Almost without fail, any news story related to money for Oklahoma schools will attract commenters bitterly pointing out they thought the lottery was supposed to solve our education funding problems. So why hasn’t the lottery gotten Oklahoma out of the bottom rungs for education funding? The short answer is that the lottery helps some, but the boost it provides is far less than what has been cut from other revenue sources in recent years. For the long answer, read on.
In 2003, the Oklahoma Legislature sent two lottery measures to a vote of the people. SQ 705 created the State Lottery Commission, which was empowered to operate a statewide lottery, with 35 percent of ticket proceeds going to education. SQ 706 created the Oklahoma Education Lottery Trust Fund. It also required the State Board of Equalization to annually make sure the lottery is adding to education funding rather than replacing it, to prevent a situation in which the lottery gives with one hand and lawmakers take away with the other. If the Equalization Board finds that lottery is replacing education funds (also know as “supplanting”), then the Legislature is prohibited from making any appropriations until the amount of replaced funding is returned to the trust fund. Both state questions passed with about two-thirds majority support.
The contribution of the lottery to the Oklahoma Education Lottery Trust Fund has been steady since 2006 at about $70 million per year. That’s lower than the initial projections by lottery backers. Before video lottery machines were removed from the list of permitted games, former Governor Brad Henry had said a lottery could bring in $300 million per year for education.
The legislature appropriates money from the Lottery Trust Fund as part of the overall state budget bill. This year’s general appropriations bill (SB 2127) divides the lottery revenue for education as follows:
- $31.4 million for the K-12 school funding formula
- $3.5 million for the School Consolidation Assistance Fund
- $3.5 million for the Teachers’ Retirement System
- $3.8 million for Career Tech
- $27.6 million for higher education
In a time of cash-strapped budgets, these contributions from the lottery are certainly needed. However, they are a small piece in the context of Oklahoma’s overall school funding needs. The $31.4 million that the lottery provided to the school funding formula this year makes up just 1.7 percent of the formula. It works out to just $46 per student. Meanwhile overall state funding for the education formula is still down $172 million compared to fiscal year 2008, more than five times as much as the funding from the lottery.
Since overall funding is down by more than the lottery added, does that mean lottery funds are supplanting education revenue? The Board of Equalization doesn’t see it that way. In normal years, the Board has found that if education funding without the Lottery is increasing, then that’s enough to show the lottery is not supplanting funding.
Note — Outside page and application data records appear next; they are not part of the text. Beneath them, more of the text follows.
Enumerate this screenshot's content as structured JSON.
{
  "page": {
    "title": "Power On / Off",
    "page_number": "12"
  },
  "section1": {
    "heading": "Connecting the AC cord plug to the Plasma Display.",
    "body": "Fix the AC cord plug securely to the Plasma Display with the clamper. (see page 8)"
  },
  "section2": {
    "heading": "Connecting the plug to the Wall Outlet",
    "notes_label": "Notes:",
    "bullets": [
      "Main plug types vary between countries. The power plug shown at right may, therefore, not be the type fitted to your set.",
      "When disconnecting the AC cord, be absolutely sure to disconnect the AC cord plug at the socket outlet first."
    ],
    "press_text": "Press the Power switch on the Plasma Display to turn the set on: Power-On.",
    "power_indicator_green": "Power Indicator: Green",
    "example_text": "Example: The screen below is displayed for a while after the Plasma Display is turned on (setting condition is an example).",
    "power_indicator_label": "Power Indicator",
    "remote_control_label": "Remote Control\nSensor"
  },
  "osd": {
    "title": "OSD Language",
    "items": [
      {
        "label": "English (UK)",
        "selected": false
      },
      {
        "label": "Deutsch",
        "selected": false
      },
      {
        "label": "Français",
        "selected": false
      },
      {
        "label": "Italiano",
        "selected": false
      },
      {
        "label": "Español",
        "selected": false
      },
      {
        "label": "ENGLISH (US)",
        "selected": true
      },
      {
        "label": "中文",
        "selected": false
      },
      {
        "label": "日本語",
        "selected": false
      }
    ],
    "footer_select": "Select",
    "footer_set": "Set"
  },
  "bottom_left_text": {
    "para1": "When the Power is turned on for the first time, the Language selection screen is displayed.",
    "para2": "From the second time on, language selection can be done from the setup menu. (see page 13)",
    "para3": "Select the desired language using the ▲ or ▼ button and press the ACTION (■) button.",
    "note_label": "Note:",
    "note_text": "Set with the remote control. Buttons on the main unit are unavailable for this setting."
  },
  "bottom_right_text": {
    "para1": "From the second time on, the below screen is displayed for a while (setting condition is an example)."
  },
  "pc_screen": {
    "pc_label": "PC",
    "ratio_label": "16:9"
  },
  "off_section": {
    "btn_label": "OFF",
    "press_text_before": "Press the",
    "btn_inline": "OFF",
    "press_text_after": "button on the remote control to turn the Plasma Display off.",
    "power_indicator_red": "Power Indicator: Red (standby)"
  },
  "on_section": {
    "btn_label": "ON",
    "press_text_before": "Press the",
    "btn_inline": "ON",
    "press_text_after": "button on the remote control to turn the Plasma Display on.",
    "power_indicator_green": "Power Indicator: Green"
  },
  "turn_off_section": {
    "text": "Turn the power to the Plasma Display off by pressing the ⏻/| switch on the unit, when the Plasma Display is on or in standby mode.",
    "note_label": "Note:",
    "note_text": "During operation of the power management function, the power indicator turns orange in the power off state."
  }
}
In a year like FY 2010, when a severe funding shortfall caused education and almost every other area of state government to be slashed, the Board still found that the Lottery was not supplanting funding. They wrote:
Education funding in FY-2010 was affected negatively by the economic downturn and reduced funds available by 4.2%. As this reduction in funding is less than the overall reduction in authority for state revenues (6.4% as shown), education funding was not disproportionately adjusted. Additionally, authorized lottery funds were fully appropriated and only reflect the effects of the economic downturn. Therefore, the Oklahoma Education Lottery Trust Fund did not supplant funding for education.
In other words, education was not cut more than other government services, which shows that lawmakers did not take funding from schools because they knew the lottery would make up the difference.
In the big picture, the lottery is a small funding source that doesn’t come close to covering our responsibility to pay for the education of young Oklahomans. This year, lawmakers extended a tax break for horizontal drilling that cost 3.6 times more than the lottery collects for education. The year before, they approved income tax cuts projected to cost 3.4 times more than the lottery brings in. The lottery grows state revenue by inches, while lawmakers have been pruning off yards.